Second, it requires the platform to comply with the code’s “general requirements” and “minimum standards”, discussed below.
A news outlet may however choose not to bargain, ie it may simply demand a price, but if negotiations start, they must be conducted in good faith.
Payments to the news outlet might be as a lump sum or cost per click, impression or any other measure they agree. Payment is envisaged even where a platform merely includes a link to the outlet’s article and/or displays a “snippet” of that story.
If a payment level or mode can’t be agreed, each party makes a final offer and a panel chooses between them by taking into account the cost of producing news content and the respective benefits both parties receive by the platform distributing the outlets’ product and (presumably) from referral traffic from the platform.

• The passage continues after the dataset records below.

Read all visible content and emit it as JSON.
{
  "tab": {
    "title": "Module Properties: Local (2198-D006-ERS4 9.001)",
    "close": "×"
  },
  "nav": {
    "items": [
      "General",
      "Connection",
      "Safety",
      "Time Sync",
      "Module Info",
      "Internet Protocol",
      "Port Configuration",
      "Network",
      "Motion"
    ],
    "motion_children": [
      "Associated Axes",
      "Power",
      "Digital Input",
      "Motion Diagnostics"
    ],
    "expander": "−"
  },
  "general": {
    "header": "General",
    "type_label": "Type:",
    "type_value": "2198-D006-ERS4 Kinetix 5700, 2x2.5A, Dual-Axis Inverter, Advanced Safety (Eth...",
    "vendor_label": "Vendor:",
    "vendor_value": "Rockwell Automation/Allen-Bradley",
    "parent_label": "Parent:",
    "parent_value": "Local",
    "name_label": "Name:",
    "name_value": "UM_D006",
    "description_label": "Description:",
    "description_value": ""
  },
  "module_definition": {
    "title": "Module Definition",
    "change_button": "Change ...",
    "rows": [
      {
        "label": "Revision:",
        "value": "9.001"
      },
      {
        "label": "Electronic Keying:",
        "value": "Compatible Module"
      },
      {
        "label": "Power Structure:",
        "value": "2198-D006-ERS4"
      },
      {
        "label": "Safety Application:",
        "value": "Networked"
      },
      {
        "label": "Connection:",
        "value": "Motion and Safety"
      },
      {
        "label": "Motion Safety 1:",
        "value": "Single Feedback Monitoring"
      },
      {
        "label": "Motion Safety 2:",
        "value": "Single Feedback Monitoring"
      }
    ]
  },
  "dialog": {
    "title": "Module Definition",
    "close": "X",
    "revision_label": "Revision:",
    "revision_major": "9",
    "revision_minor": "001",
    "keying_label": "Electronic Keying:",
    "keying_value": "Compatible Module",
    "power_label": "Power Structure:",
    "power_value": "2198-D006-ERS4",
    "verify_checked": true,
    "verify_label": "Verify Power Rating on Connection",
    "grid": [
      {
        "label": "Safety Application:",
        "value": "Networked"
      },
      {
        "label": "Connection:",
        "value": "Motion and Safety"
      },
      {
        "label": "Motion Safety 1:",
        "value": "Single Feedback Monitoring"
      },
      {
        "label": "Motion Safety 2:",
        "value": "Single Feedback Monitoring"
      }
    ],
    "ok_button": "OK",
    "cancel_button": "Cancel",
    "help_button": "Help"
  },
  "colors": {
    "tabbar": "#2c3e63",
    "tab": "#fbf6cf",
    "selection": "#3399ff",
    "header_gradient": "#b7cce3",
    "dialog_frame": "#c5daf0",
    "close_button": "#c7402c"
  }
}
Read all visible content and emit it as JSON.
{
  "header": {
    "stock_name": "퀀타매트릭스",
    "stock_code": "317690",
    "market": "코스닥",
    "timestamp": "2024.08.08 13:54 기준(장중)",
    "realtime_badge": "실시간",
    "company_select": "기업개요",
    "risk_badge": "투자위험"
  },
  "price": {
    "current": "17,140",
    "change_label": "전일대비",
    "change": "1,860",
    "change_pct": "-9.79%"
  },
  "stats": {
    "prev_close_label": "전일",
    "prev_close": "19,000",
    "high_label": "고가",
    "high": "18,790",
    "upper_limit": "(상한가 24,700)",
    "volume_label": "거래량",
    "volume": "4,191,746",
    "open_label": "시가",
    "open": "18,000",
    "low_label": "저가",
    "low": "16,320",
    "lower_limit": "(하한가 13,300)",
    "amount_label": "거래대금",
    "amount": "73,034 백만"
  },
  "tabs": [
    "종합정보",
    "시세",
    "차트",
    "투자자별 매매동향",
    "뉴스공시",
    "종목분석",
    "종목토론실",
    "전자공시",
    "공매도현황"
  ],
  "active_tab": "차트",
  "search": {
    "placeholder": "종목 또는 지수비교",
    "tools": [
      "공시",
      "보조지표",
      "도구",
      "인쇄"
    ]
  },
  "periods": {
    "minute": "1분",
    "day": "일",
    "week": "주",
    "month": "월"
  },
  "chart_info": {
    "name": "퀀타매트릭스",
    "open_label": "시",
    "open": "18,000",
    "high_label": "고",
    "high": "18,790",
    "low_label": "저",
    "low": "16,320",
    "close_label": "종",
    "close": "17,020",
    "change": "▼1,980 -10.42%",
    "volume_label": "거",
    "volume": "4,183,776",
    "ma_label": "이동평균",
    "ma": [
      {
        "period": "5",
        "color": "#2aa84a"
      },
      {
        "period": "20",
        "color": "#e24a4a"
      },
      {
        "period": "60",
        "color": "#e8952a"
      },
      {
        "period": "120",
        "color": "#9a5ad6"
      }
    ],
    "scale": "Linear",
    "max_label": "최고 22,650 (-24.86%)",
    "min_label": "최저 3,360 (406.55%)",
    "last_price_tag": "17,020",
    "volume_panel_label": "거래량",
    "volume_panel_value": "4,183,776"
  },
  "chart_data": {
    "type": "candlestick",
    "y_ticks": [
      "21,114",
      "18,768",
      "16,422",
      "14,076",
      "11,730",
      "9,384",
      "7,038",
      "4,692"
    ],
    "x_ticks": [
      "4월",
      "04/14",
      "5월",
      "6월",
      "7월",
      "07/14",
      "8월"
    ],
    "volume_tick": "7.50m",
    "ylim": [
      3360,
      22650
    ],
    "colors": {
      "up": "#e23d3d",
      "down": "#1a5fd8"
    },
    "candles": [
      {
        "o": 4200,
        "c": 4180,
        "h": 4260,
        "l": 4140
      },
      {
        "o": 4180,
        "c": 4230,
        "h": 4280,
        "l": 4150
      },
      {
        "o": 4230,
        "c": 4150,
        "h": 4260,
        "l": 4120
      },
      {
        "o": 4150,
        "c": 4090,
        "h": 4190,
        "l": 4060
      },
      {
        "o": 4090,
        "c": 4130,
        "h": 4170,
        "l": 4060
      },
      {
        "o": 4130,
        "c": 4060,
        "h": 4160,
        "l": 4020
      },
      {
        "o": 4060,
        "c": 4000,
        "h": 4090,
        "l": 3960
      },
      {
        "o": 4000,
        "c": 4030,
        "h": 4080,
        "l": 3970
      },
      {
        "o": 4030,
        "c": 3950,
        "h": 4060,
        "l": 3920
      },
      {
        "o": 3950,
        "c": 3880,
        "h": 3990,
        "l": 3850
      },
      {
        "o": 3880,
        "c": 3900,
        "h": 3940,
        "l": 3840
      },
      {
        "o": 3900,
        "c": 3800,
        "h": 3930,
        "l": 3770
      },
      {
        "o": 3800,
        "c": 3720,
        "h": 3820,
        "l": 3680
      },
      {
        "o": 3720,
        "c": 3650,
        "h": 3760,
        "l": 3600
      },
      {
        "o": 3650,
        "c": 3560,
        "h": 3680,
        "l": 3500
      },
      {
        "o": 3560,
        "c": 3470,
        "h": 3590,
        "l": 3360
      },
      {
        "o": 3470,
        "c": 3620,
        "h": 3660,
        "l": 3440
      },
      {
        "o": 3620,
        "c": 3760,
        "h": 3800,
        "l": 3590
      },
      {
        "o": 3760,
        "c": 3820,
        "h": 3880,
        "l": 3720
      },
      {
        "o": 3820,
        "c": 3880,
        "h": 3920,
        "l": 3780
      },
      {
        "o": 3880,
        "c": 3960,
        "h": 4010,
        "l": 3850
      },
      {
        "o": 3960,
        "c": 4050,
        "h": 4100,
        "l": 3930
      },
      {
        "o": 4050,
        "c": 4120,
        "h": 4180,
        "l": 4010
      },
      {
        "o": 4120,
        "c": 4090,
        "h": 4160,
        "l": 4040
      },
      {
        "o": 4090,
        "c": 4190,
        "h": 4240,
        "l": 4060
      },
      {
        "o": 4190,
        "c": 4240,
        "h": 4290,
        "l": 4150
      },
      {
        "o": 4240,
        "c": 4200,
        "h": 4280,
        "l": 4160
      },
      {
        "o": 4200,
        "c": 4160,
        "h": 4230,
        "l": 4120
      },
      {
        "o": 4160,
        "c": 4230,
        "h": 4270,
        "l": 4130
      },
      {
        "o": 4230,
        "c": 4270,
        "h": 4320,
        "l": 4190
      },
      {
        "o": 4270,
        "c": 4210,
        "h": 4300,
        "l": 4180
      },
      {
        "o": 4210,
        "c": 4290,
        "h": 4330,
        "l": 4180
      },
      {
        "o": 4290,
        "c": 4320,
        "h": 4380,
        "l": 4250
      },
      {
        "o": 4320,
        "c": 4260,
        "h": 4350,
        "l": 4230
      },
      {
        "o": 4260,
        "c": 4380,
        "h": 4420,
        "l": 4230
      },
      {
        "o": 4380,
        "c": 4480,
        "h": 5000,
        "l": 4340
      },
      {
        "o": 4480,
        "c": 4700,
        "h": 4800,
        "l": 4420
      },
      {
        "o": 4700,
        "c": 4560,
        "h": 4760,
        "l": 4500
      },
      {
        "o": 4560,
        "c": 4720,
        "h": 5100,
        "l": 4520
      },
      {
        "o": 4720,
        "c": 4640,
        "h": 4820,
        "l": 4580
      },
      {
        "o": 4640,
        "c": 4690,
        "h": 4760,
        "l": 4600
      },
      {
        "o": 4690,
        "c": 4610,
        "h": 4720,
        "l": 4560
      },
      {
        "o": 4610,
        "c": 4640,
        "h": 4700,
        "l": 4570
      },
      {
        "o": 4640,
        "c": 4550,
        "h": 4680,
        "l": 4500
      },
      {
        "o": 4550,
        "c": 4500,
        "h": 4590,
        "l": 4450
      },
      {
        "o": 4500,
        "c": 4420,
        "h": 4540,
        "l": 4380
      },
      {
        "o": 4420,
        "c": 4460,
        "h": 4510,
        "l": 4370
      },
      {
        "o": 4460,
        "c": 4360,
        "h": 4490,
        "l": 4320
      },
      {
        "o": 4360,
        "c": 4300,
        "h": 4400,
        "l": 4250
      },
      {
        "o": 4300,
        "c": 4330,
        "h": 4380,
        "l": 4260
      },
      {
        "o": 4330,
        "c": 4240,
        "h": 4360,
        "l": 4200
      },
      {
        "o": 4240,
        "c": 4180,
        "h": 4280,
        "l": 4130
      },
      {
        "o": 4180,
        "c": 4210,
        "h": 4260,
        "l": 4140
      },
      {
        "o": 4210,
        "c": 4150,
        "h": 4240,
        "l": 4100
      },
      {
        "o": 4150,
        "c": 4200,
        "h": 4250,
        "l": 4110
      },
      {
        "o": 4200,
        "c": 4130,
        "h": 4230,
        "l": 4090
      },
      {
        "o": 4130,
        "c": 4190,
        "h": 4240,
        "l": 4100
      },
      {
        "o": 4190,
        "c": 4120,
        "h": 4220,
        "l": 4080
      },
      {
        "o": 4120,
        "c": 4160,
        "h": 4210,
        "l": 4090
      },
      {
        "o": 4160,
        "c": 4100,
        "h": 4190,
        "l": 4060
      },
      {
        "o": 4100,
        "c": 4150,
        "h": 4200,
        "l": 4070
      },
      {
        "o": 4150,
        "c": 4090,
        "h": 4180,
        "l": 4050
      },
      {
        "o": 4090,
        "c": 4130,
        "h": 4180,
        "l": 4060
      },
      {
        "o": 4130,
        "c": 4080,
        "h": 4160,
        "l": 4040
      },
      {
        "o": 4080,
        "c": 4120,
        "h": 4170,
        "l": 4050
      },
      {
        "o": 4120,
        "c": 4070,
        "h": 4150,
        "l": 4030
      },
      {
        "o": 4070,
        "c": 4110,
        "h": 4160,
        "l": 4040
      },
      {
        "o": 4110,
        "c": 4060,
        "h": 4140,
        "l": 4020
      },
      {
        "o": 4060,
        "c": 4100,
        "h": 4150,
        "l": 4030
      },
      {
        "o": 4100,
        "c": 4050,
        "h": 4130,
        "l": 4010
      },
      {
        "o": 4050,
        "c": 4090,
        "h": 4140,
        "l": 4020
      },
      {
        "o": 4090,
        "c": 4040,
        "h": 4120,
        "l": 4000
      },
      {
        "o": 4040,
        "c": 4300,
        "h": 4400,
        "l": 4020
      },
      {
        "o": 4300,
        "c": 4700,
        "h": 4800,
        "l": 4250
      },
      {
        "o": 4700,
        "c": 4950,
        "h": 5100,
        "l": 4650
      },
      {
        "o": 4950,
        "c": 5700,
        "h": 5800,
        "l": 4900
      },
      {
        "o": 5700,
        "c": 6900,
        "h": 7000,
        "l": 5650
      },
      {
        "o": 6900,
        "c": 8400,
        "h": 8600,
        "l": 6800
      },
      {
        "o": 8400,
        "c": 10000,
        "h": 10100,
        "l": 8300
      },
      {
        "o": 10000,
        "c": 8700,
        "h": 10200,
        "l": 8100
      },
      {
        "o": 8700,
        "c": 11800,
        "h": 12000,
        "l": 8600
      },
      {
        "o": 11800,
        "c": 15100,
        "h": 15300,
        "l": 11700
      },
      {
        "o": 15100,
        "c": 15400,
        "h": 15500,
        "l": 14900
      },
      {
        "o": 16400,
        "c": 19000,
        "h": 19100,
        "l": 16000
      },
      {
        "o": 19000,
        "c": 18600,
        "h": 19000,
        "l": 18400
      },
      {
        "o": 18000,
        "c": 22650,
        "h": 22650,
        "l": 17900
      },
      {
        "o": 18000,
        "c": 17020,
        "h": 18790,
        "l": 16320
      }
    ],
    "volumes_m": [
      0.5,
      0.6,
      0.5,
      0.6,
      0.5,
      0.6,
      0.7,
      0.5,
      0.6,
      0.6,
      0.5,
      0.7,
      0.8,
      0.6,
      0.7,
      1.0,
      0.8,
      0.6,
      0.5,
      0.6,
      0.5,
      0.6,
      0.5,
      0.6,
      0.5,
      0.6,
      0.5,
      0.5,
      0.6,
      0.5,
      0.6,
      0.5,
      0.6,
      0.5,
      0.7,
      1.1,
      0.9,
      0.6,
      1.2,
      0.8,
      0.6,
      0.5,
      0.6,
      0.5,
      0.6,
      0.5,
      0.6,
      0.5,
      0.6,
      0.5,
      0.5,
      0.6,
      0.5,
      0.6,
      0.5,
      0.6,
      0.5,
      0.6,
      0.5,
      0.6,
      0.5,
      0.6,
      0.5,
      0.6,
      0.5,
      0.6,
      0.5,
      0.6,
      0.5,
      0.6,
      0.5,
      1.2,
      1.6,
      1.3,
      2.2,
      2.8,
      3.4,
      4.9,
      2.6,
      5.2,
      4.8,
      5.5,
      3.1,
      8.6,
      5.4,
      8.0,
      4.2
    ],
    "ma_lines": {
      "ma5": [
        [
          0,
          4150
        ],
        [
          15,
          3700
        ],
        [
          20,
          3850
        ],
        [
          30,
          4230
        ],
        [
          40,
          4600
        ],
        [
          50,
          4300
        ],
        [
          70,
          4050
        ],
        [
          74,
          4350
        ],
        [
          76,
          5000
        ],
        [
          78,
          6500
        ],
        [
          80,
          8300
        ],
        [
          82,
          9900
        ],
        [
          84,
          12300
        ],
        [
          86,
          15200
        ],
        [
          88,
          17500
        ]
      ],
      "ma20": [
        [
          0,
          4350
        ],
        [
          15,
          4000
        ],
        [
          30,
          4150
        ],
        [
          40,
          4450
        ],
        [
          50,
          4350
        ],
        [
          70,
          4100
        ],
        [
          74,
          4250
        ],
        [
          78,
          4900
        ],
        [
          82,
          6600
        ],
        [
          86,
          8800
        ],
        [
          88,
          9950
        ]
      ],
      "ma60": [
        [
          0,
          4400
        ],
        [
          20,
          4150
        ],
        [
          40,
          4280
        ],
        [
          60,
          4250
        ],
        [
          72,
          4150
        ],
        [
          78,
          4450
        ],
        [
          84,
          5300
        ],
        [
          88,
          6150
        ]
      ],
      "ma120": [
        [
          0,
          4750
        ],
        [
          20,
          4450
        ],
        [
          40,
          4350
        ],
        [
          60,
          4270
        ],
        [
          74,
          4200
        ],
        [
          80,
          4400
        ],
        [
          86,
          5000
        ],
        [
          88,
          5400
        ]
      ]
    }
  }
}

Maximum penalties for breaches of the code start at $10 mil but can be as high as three times the value of the unremunerated benefit the platform receives from such content or 10% of its annual turnover.
Injunctions are an available remedy as are damages and other compensatory orders.
“General requirements” – that extend to the broader category of “covered news content” – include an obligation to appropriately recognise an outlet as the source of “original” covered news content and to give advance notice of algorithmic or similar changes intended to alter the amount of covered news content on the platform.
Changes that will impact “referral traffic” to the platform’s covered news content must also be pre-notified and user interaction data must be supplied not just to the producing news outlet about to all outlets.
One of the 5 things considered in determining the price that platforms must pay for distributing an outlet’s news content – along with the cost of producing the news content – is the benefit received by a platform from housing news (including snippets that link to the outlets own webpages).
Facebook has demonstrated most emphatically that it sees no such benefit and will not be compelled to pay for an arrangement the benefits of which flow in the opposite direction.